Southeastern Section–55th Annual Meeting (23–24 March 2006)

Paper No. 6
Presentation Time: 10:00 AM


SAVRDA, Charles E., Department of Geology and Geography, Auburn Univ, 210 Petrie Hall, Auburn University, Auburn, AL 36849-5305,

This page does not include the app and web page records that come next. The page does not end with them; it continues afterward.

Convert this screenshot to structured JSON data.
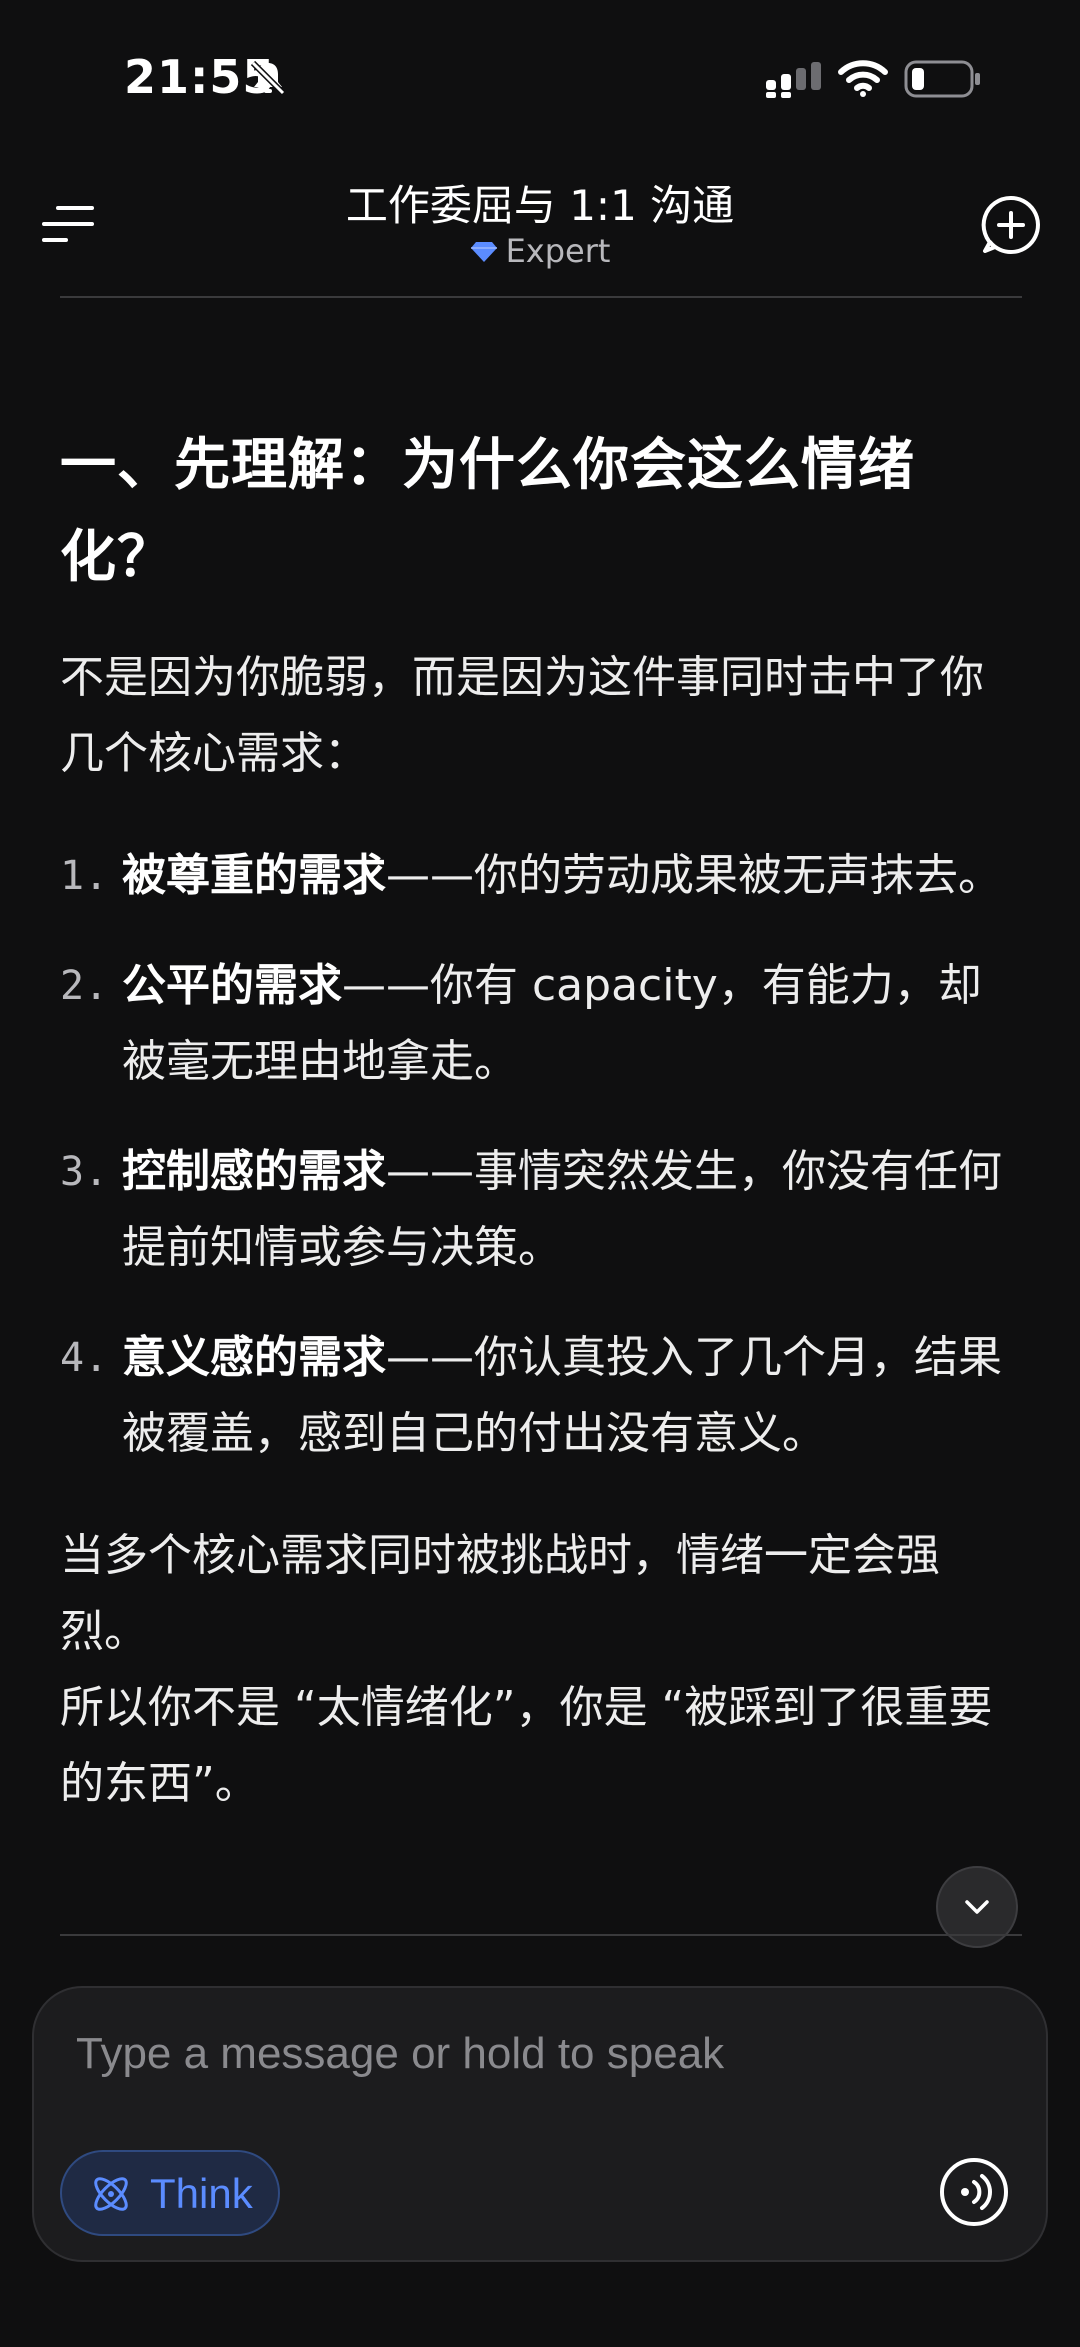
{
  "status_bar": {
    "time": "21:55",
    "icons": [
      "bell-slash-icon",
      "signal-icon",
      "wifi-icon",
      "battery-low-icon"
    ]
  },
  "header": {
    "title": "工作委屈与 1:1 沟通",
    "subtitle": "Expert",
    "left_icon": "menu-icon",
    "right_icon": "new-chat-icon",
    "accent_color": "#5b8cff"
  },
  "content": {
    "heading": "一、先理解：为什么你会这么情绪化？",
    "intro": "不是因为你脆弱，而是因为这件事同时击中了你几个核心需求：",
    "needs": [
      {
        "number": "1.",
        "title": "被尊重的需求",
        "text": "——你的劳动成果被无声抹去。"
      },
      {
        "number": "2.",
        "title": "公平的需求",
        "text": "——你有 capacity，有能力，却被毫无理由地拿走。"
      },
      {
        "number": "3.",
        "title": "控制感的需求",
        "text": "——事情突然发生，你没有任何提前知情或参与决策。"
      },
      {
        "number": "4.",
        "title": "意义感的需求",
        "text": "——你认真投入了几个月，结果被覆盖，感到自己的付出没有意义。"
      }
    ],
    "summary_line1": "当多个核心需求同时被挑战时，情绪一定会强烈。",
    "summary_line2": "所以你不是 “太情绪化”，你是 “被踩到了很重要的东西”。"
  },
  "composer": {
    "placeholder": "Type a message or hold to speak",
    "think_label": "Think",
    "think_color": "#5b8cff"
  }
}
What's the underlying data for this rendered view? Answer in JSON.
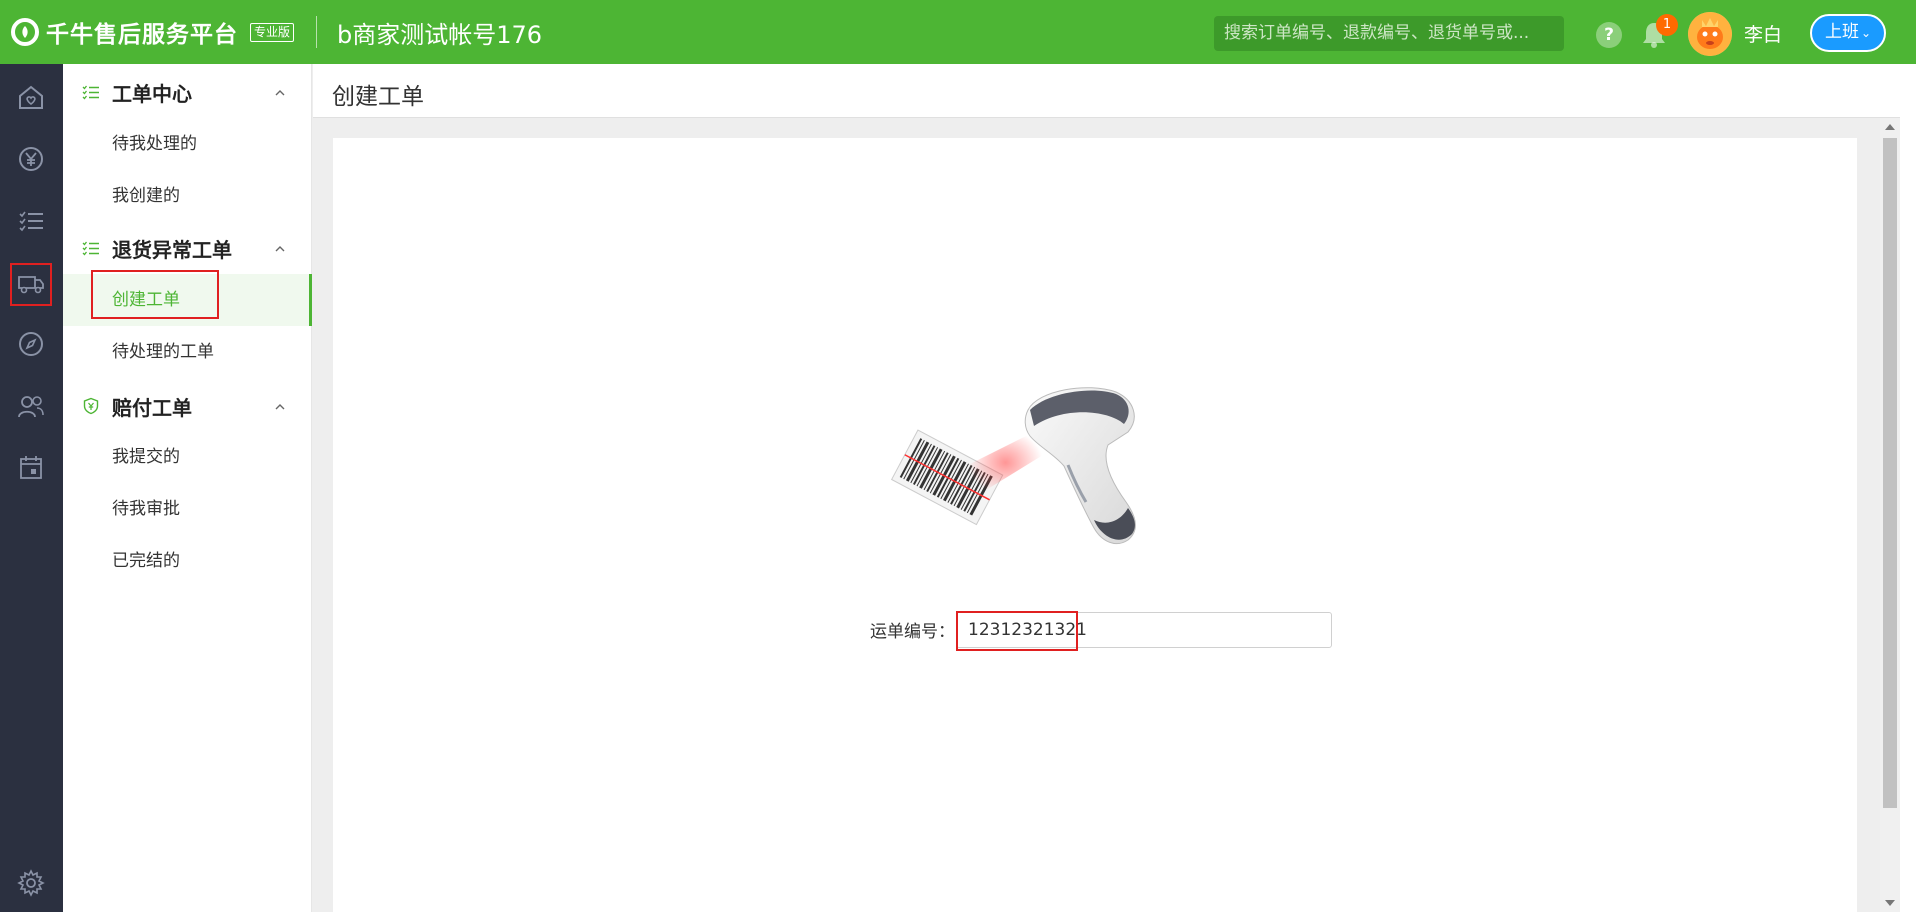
{
  "header": {
    "brand_title": "千牛售后服务平台",
    "brand_badge": "专业版",
    "account_name": "b商家测试帐号176",
    "search_placeholder": "搜索订单编号、退款编号、退货单号或...",
    "help_label": "?",
    "notification_count": "1",
    "user_name": "李白",
    "status_button": "上班"
  },
  "rail": {
    "icons": [
      "home-icon",
      "yen-icon",
      "task-list-icon",
      "truck-icon",
      "compass-icon",
      "users-icon",
      "calendar-icon",
      "settings-icon"
    ]
  },
  "sidebar": {
    "groups": [
      {
        "title": "工单中心",
        "items": [
          "待我处理的",
          "我创建的"
        ]
      },
      {
        "title": "退货异常工单",
        "items": [
          "创建工单",
          "待处理的工单"
        ]
      },
      {
        "title": "赔付工单",
        "items": [
          "我提交的",
          "待我审批",
          "已完结的"
        ]
      }
    ],
    "active_item": "创建工单"
  },
  "page": {
    "title": "创建工单"
  },
  "form": {
    "waybill_label": "运单编号：",
    "waybill_value": "12312321321"
  },
  "colors": {
    "brand_green": "#4db534",
    "rail_dark": "#2b3040",
    "accent_blue": "#1a9bff",
    "highlight_red": "#e02020",
    "badge_orange": "#ff6a00"
  }
}
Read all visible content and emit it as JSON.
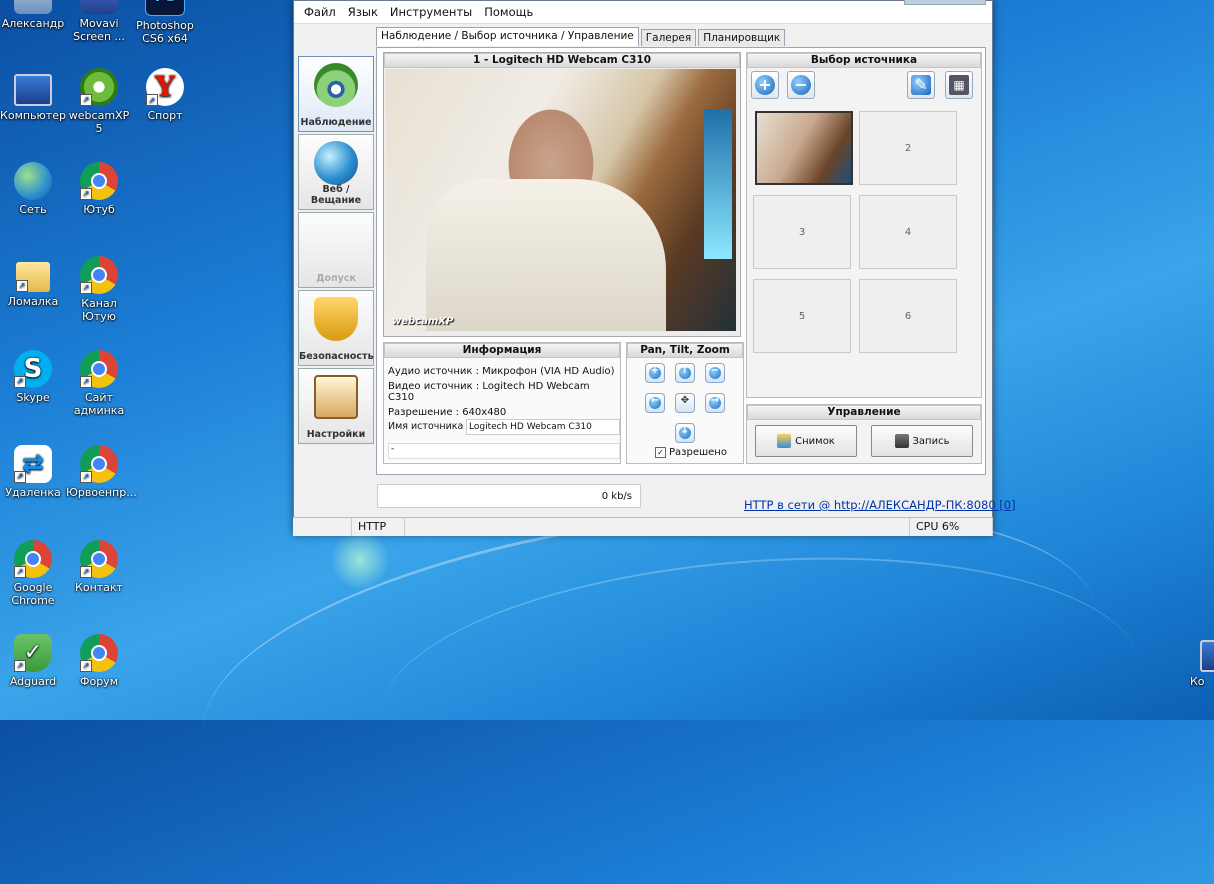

Taphonomy, the study of fossilization, is an integral element of paleontology that can be put to constructive use in sedimentologic and paleoenvironmental studies. Like body fossils, trace fossils are subject to a wide range of taphonomic processes that influence (1) ichnologic integrity, the extent to which ichnofabrics reflect the complete range of activities of a community or communities of trace-making organisms, and/or (2) trace fossil visibility, the extent to which preserved ichnofossils are manifest or accessible to the viewer. The taphonomic state of a trace fossil assemblage or ichnofabric is controlled by a variety of interacting factors that generally fall within one of three categories: (1) physical environmental factors- e.g., substrate type, and rates and frequencies of deposition; (2) ecologic factors- e.g., infaunal tiering and behavioral routines of tracemakers; and (3) diagenetic factors- preferential mineralization, general lithification, and, in the case of surface exposures, weathering. Varying combinations of these factors result in preservation states ranging from poor to excellent. Regardless of preservation state, careful consideration of ichnofossil taphonomy can help assess aspects of depositional regime, tracemaker paleobiology, and postdepositional histories of substrates. Trace fossil assemblages characterized by relatively high ichnologic fidelity, trace fossil visibility, or both may be particularly informative and, hence, can be considered as ichnofossil-lagerstätten.